[Interface dataset entries]
+++

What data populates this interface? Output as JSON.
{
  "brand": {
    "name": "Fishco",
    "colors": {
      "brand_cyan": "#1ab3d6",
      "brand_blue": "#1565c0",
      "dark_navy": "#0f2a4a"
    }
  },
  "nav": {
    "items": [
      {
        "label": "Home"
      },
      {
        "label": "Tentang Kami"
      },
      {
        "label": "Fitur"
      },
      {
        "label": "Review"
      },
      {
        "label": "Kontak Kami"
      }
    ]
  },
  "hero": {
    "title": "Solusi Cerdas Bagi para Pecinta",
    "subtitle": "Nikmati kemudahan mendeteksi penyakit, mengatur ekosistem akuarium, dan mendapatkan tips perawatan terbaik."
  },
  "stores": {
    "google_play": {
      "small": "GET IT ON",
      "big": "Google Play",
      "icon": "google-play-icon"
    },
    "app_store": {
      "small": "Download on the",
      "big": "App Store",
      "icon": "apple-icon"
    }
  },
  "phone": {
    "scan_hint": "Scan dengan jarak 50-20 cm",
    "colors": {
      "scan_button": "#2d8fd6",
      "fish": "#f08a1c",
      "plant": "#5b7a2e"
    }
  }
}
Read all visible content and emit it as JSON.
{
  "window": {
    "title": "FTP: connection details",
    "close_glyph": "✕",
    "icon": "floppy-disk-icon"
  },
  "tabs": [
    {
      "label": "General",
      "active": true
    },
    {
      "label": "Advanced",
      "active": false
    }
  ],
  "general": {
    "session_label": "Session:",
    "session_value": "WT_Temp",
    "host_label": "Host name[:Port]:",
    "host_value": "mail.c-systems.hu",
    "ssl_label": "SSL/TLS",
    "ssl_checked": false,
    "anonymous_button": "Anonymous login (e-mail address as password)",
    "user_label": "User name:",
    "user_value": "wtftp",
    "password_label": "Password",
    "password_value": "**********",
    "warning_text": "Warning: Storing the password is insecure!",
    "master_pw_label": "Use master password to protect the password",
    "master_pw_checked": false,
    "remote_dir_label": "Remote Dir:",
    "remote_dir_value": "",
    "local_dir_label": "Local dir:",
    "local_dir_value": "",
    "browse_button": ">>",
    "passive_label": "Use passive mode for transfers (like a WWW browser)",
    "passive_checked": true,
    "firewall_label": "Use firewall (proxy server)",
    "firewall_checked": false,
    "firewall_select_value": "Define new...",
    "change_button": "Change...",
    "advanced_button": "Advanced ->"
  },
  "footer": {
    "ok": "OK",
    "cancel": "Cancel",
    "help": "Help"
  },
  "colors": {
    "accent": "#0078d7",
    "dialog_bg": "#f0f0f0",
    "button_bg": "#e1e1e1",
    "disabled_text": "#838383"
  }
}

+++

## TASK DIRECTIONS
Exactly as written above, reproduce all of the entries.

## RESULT OF THE TASK
What data populates this interface? Output as JSON.
{
  "brand": {
    "name": "Fishco",
    "colors": {
      "brand_cyan": "#1ab3d6",
      "brand_blue": "#1565c0",
      "dark_navy": "#0f2a4a"
    }
  },
  "nav": {
    "items": [
      {
        "label": "Home"
      },
      {
        "label": "Tentang Kami"
      },
      {
        "label": "Fitur"
      },
      {
        "label": "Review"
      },
      {
        "label": "Kontak Kami"
      }
    ]
  },
  "hero": {
    "title": "Solusi Cerdas Bagi para Pecinta",
    "subtitle": "Nikmati kemudahan mendeteksi penyakit, mengatur ekosistem akuarium, dan mendapatkan tips perawatan terbaik."
  },
  "stores": {
    "google_play": {
      "small": "GET IT ON",
      "big": "Google Play",
      "icon": "google-play-icon"
    },
    "app_store": {
      "small": "Download on the",
      "big": "App Store",
      "icon": "apple-icon"
    }
  },
  "phone": {
    "scan_hint": "Scan dengan jarak 50-20 cm",
    "colors": {
      "scan_button": "#2d8fd6",
      "fish": "#f08a1c",
      "plant": "#5b7a2e"
    }
  }
}
Read all visible content and emit it as JSON.
{
  "window": {
    "title": "FTP: connection details",
    "close_glyph": "✕",
    "icon": "floppy-disk-icon"
  },
  "tabs": [
    {
      "label": "General",
      "active": true
    },
    {
      "label": "Advanced",
      "active": false
    }
  ],
  "general": {
    "session_label": "Session:",
    "session_value": "WT_Temp",
    "host_label": "Host name[:Port]:",
    "host_value": "mail.c-systems.hu",
    "ssl_label": "SSL/TLS",
    "ssl_checked": false,
    "anonymous_button": "Anonymous login (e-mail address as password)",
    "user_label": "User name:",
    "user_value": "wtftp",
    "password_label": "Password",
    "password_value": "**********",
    "warning_text": "Warning: Storing the password is insecure!",
    "master_pw_label": "Use master password to protect the password",
    "master_pw_checked": false,
    "remote_dir_label": "Remote Dir:",
    "remote_dir_value": "",
    "local_dir_label": "Local dir:",
    "local_dir_value": "",
    "browse_button": ">>",
    "passive_label": "Use passive mode for transfers (like a WWW browser)",
    "passive_checked": true,
    "firewall_label": "Use firewall (proxy server)",
    "firewall_checked": false,
    "firewall_select_value": "Define new...",
    "change_button": "Change...",
    "advanced_button": "Advanced ->"
  },
  "footer": {
    "ok": "OK",
    "cancel": "Cancel",
    "help": "Help"
  },
  "colors": {
    "accent": "#0078d7",
    "dialog_bg": "#f0f0f0",
    "button_bg": "#e1e1e1",
    "disabled_text": "#838383"
  }
}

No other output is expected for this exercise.